What is your day-to-day like?
Each job placement has been unique in and of itself. There are different goals and expectations across different teams. On any given day I may be working on a variety of different countries or territories. There is not a tremendous amount of consistency, which is why it’s challenging, but also fun.

For example, while supporting research and strategy for NBCUniversal International, I was primarily responsible for identifying media trends in local markets, as well as worldwide, to maximize NBCUniversal’s distribution strategies and channel offerings. This was very different from supporting television distribution finance, where I built predictive financial forecasting models utilizing multiple regression.

What has been the best day on the job for you since graduating from CGU?
While I was a brand manager for Downton Abbey, my team ventured out to Las Vegas for the LIMA [Licens­ing Industry Merchandisers’ Association] Conference [in 2015], which is the leading trade conference for the global licensing industry. We ended up winning the LIMA award for Best Film, Television, or Entertainment (Live Action) Program, beating out The Walking Dead, Malefi­cent, and Game of Thrones. It was an honor to win and celebrate with my team. It was a perfect way to cap off my rotation in production.

Best CGU memory?
Meeting my future wife—even if I didn’t know it at the time.

What was your favorite CGU course?
It wouldn’t be fair to the CGU faculty if I just picked one. “Research Methods” with Dr. Jason Siegel, the statistics sequence with Dr. Dale Berger, and “Strategy” with Dr. Vijay Sathe are a few of my favorites.

Favorite professor?
I can’t pick one favorite, but the professors that have had the greatest impact on my career are Dr. Jason Siegel, Dr. Dale Berger, Dr. Vijay Sathe, and Dr. Jay Prag.

Best career advice?
1. Do things that are scary and uncomfortable.
While studying at CGU, I was offered a 10-month posi­tion at Disney supporting consumer insights for the parks business. The role required me to take a year off from graduate school and move to Orlando. It was a big undertaking to move my entire life cross-country for such a short period of time. I also had to leave Los Angeles and CGU where I was comfortable to work in an unknown environment where I was a stranger. It was stressful and it was a challenge, but it also paid off in the long run. Working for Disney opened a lot of doors for me and helped me get to where I am today. So, do things that seem scary and uncomfortable—that’s where you will grow the most.

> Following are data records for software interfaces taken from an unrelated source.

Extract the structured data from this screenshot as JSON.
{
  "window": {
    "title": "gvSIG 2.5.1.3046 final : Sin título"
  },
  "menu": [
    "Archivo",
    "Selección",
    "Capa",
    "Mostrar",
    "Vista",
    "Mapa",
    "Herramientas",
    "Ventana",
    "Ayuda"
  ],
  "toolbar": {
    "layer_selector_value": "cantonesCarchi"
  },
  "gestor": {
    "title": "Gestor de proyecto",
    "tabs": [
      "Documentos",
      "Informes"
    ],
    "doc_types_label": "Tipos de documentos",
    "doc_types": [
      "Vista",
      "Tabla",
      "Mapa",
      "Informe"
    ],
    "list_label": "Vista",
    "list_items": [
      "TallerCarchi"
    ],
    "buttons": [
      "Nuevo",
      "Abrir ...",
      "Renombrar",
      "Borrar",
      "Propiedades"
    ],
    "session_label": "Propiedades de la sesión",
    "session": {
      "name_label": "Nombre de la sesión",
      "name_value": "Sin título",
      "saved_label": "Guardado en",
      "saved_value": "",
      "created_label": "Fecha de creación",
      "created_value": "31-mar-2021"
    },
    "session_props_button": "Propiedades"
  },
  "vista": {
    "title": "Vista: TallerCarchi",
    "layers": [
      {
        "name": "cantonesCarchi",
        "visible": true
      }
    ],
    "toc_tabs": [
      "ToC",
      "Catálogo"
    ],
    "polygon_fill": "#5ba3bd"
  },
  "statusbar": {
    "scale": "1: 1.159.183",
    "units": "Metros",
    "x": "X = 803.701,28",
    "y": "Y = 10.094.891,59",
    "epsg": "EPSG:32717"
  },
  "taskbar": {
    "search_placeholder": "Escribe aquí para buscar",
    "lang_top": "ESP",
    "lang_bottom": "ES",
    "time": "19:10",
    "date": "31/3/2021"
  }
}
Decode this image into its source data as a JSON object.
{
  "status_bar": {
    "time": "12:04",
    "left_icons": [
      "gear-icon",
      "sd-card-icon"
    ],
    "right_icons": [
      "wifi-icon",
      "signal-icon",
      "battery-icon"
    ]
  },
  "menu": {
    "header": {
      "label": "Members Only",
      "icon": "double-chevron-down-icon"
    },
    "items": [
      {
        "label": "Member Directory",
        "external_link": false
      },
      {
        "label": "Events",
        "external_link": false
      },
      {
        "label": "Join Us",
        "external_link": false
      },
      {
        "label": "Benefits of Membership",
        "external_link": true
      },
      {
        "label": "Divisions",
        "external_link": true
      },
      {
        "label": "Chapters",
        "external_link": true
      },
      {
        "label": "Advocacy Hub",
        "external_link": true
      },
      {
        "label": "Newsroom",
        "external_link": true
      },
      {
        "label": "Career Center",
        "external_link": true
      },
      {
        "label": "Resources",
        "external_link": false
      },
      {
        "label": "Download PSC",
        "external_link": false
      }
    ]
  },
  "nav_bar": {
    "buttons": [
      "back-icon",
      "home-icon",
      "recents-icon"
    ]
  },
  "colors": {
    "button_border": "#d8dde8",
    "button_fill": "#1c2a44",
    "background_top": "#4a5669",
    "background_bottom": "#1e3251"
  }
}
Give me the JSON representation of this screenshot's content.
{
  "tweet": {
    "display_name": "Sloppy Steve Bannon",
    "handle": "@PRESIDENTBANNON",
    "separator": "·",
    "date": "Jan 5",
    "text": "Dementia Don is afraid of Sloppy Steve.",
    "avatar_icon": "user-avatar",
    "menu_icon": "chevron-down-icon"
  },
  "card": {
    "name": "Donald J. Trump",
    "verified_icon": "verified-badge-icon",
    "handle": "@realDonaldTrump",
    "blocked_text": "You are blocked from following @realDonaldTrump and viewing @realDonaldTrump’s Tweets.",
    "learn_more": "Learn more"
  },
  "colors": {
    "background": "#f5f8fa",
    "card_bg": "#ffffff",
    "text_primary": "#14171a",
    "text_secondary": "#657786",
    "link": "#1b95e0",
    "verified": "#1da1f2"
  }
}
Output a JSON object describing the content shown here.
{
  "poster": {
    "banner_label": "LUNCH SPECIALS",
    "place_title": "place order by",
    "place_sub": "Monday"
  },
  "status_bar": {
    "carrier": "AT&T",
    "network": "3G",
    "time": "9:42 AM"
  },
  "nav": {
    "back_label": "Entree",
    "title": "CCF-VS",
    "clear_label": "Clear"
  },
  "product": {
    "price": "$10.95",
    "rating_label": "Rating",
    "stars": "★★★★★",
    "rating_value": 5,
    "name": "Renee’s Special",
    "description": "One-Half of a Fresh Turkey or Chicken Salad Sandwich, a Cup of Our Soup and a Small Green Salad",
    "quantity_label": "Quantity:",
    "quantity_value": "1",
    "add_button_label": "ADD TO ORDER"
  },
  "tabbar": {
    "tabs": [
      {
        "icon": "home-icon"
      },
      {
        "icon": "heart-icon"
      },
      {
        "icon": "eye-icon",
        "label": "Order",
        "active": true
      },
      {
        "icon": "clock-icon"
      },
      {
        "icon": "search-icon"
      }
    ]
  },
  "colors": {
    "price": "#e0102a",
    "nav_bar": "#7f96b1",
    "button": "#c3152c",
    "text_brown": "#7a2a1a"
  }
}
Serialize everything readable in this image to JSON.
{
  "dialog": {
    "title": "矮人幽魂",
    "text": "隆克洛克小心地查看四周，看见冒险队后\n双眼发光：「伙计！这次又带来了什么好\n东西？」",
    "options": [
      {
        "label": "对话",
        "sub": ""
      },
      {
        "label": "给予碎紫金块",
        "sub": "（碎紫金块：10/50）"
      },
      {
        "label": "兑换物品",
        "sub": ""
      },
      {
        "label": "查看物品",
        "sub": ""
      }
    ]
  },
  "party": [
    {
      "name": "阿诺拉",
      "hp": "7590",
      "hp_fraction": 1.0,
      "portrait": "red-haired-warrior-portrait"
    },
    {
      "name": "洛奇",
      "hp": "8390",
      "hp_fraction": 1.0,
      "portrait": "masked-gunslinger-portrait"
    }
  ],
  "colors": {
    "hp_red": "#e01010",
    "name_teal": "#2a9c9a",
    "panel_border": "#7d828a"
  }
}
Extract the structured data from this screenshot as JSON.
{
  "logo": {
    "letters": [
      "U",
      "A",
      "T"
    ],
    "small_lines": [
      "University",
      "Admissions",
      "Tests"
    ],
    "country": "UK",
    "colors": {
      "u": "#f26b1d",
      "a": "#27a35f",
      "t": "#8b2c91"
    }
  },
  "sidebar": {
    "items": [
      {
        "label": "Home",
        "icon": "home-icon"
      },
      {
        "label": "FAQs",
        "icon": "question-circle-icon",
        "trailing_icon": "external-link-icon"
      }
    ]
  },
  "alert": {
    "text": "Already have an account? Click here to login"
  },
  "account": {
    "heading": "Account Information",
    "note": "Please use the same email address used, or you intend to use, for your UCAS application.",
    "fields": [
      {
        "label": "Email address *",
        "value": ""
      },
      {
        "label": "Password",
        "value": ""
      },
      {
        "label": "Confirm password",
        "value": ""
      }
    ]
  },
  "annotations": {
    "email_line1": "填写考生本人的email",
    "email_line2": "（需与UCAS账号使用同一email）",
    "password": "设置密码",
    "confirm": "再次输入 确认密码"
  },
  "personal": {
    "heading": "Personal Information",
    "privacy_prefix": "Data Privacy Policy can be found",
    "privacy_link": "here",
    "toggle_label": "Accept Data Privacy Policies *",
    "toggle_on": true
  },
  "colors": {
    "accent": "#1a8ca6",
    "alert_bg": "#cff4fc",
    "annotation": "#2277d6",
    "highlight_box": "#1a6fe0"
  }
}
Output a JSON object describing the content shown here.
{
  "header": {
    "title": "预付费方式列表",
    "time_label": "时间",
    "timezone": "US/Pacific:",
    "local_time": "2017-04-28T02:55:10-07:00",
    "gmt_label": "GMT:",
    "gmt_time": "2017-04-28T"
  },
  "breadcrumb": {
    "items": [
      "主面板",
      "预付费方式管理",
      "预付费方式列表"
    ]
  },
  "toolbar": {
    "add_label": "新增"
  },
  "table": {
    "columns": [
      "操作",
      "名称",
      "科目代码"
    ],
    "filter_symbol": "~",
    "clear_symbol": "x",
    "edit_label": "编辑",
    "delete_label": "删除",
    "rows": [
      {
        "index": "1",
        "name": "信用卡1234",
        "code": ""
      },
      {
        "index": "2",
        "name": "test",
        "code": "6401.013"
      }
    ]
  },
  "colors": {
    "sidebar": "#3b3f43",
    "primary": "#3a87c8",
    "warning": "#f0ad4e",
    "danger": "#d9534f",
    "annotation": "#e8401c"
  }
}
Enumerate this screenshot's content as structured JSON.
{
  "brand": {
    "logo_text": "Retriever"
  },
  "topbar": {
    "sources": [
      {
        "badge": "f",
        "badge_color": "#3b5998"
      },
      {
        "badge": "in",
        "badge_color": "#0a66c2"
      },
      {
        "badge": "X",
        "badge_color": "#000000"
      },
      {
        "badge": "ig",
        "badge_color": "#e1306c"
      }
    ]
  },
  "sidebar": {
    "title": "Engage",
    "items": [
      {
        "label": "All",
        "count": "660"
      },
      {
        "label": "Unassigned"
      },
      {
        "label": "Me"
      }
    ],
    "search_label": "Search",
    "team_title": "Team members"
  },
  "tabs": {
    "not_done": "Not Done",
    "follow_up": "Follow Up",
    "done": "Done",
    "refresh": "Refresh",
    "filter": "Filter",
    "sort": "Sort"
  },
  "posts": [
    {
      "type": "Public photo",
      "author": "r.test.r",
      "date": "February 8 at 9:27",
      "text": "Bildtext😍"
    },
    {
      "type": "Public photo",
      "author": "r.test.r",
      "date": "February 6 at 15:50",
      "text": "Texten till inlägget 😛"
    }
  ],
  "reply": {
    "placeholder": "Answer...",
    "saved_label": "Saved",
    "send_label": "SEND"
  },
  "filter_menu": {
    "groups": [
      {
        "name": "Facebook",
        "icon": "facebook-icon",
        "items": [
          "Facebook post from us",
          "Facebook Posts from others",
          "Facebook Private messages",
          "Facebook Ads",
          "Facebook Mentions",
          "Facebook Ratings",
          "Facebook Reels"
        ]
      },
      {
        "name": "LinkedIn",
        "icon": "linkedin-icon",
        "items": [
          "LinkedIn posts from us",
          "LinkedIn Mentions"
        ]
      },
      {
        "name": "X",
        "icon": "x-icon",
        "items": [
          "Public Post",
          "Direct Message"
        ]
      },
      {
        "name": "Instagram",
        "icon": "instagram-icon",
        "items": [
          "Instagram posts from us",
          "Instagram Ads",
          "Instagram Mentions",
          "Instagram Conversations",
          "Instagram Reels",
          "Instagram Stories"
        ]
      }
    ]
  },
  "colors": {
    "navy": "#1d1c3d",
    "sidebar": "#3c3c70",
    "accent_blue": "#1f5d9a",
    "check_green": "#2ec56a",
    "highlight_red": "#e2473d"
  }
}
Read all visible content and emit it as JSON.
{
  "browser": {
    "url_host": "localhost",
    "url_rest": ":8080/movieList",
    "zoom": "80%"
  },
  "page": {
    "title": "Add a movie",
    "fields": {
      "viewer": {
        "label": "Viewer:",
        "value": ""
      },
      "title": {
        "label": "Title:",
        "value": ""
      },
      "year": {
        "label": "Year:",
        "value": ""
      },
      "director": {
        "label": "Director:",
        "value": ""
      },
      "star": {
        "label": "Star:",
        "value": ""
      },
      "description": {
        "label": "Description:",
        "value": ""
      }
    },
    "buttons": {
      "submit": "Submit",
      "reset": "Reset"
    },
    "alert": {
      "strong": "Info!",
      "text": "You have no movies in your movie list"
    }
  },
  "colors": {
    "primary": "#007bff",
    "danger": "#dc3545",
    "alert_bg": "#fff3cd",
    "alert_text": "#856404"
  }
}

2. Work hard and ask for things you want.
There is only one way to get what you want out of your career, and that is to make it happen for yourself. This happens by working hard and going after what you want. Don’t be afraid to ask for things because the worst someone can say is, “No.”